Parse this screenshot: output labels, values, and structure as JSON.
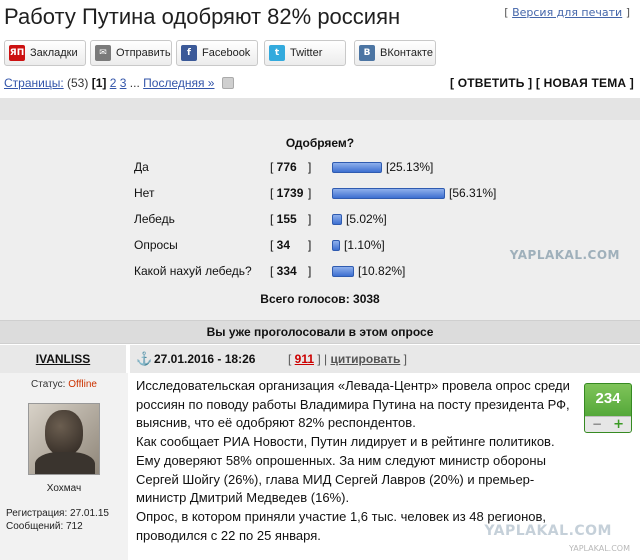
{
  "header": {
    "title": "Работу Путина одобряют 82% россиян",
    "print_prefix": "[",
    "print_link": "Версия для печати",
    "print_suffix": "]"
  },
  "share": [
    {
      "icon": "ЯП",
      "label": "Закладки",
      "color": "#cc1111"
    },
    {
      "icon": "✉",
      "label": "Отправить",
      "color": "#7a7a7a"
    },
    {
      "icon": "f",
      "label": "Facebook",
      "color": "#3b5998"
    },
    {
      "icon": "t",
      "label": "Twitter",
      "color": "#33aadd"
    },
    {
      "icon": "В",
      "label": "ВКонтакте",
      "color": "#4c75a3"
    }
  ],
  "pager": {
    "label": "Страницы:",
    "count": "(53)",
    "current": "[1]",
    "pages": [
      "2",
      "3"
    ],
    "ellipsis": "...",
    "last": "Последняя »"
  },
  "actions": {
    "reply": "[ ОТВЕТИТЬ ]",
    "new_topic": "[ НОВАЯ ТЕМА ]"
  },
  "poll": {
    "question": "Одобряем?",
    "options": [
      {
        "label": "Да",
        "votes": "776",
        "percent": "[25.13%]",
        "share": 25.13
      },
      {
        "label": "Нет",
        "votes": "1739",
        "percent": "[56.31%]",
        "share": 56.31
      },
      {
        "label": "Лебедь",
        "votes": "155",
        "percent": "[5.02%]",
        "share": 5.02
      },
      {
        "label": "Опросы",
        "votes": "34",
        "percent": "[1.10%]",
        "share": 1.1
      },
      {
        "label": "Какой нахуй лебедь?",
        "votes": "334",
        "percent": "[10.82%]",
        "share": 10.82
      }
    ],
    "total": "Всего голосов: 3038",
    "voted_notice": "Вы уже проголосовали в этом опросе"
  },
  "post": {
    "author": "IVANLISS",
    "date": "27.01.2016 - 18:26",
    "number": "911",
    "cite": "цитировать",
    "status_label": "Статус:",
    "status_value": "Offline",
    "avatar_caption": "Хохмач",
    "registration": "Регистрация: 27.01.15",
    "messages": "Сообщений: 712",
    "rating": "234",
    "paragraphs": [
      "Исследовательская организация «Левада-Центр» провела опрос среди россиян по поводу работы Владимира Путина на посту президента РФ, выяснив, что её одобряют 82% респондентов.",
      "Как сообщает РИА Новости, Путин лидирует и в рейтинге политиков. Ему доверяют 58% опрошенных. За ним следуют министр обороны Сергей Шойгу (26%), глава МИД Сергей Лавров (20%) и премьер-министр Дмитрий Медведев (16%).",
      "Опрос, в котором приняли участие 1,6 тыс. человек из 48 регионов, проводился с 22 по 25 января."
    ]
  },
  "watermarks": {
    "top": "YAPLAKAL.COM",
    "bottom": "YAPLAKAL.COM",
    "bottom_small": "YAPLAKAL.COM"
  }
}
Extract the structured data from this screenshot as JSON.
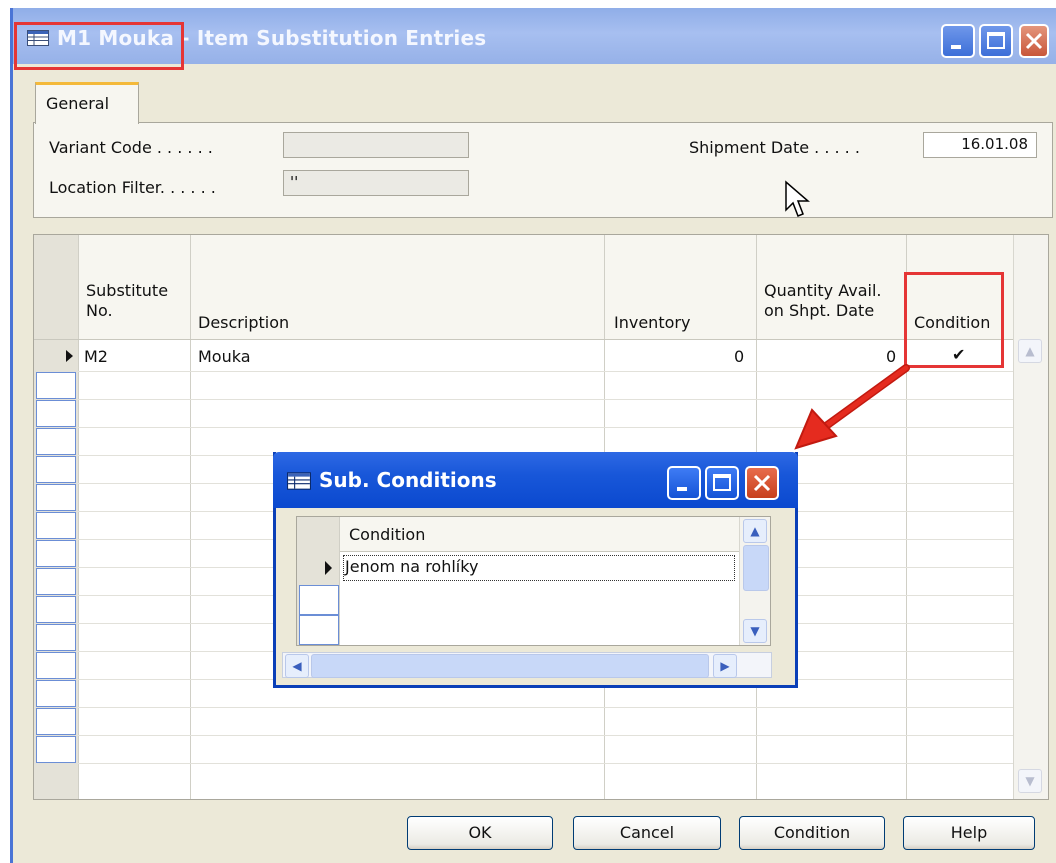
{
  "window": {
    "title": "M1 Mouka - Item Substitution Entries"
  },
  "tabs": [
    {
      "label": "General"
    }
  ],
  "form": {
    "variant_code_label": "Variant Code . . . . . .",
    "variant_code_value": "",
    "location_filter_label": "Location Filter. . . . . .",
    "location_filter_value": "''",
    "shipment_date_label": "Shipment Date . . . . .",
    "shipment_date_value": "16.01.08"
  },
  "table": {
    "columns": [
      "Substitute No.",
      "Description",
      "Inventory",
      "Quantity Avail. on Shpt. Date",
      "Condition"
    ],
    "col_substitute_l1": "Substitute",
    "col_substitute_l2": "No.",
    "col_description": "Description",
    "col_inventory": "Inventory",
    "col_qty_l1": "Quantity Avail.",
    "col_qty_l2": "on Shpt. Date",
    "col_condition": "Condition",
    "rows": [
      {
        "substitute_no": "M2",
        "description": "Mouka",
        "inventory": "0",
        "quantity_avail": "0",
        "condition": "✔"
      }
    ]
  },
  "popup": {
    "title": "Sub. Conditions",
    "column": "Condition",
    "rows": [
      {
        "condition": "Jenom na rohlíky"
      }
    ]
  },
  "buttons": {
    "ok": "OK",
    "cancel": "Cancel",
    "condition": "Condition",
    "help": "Help"
  },
  "colors": {
    "highlight": "#e53535",
    "arrow": "#e52b1f",
    "xp_blue": "#0b49cf"
  }
}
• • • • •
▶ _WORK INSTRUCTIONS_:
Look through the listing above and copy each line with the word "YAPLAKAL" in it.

▶ _EXERCISE OUTPUT_:
    "top": "YAPLAKAL.COM",
    "bottom": "YAPLAKAL.COM",
    "bottom_small": "YAPLAKAL.COM"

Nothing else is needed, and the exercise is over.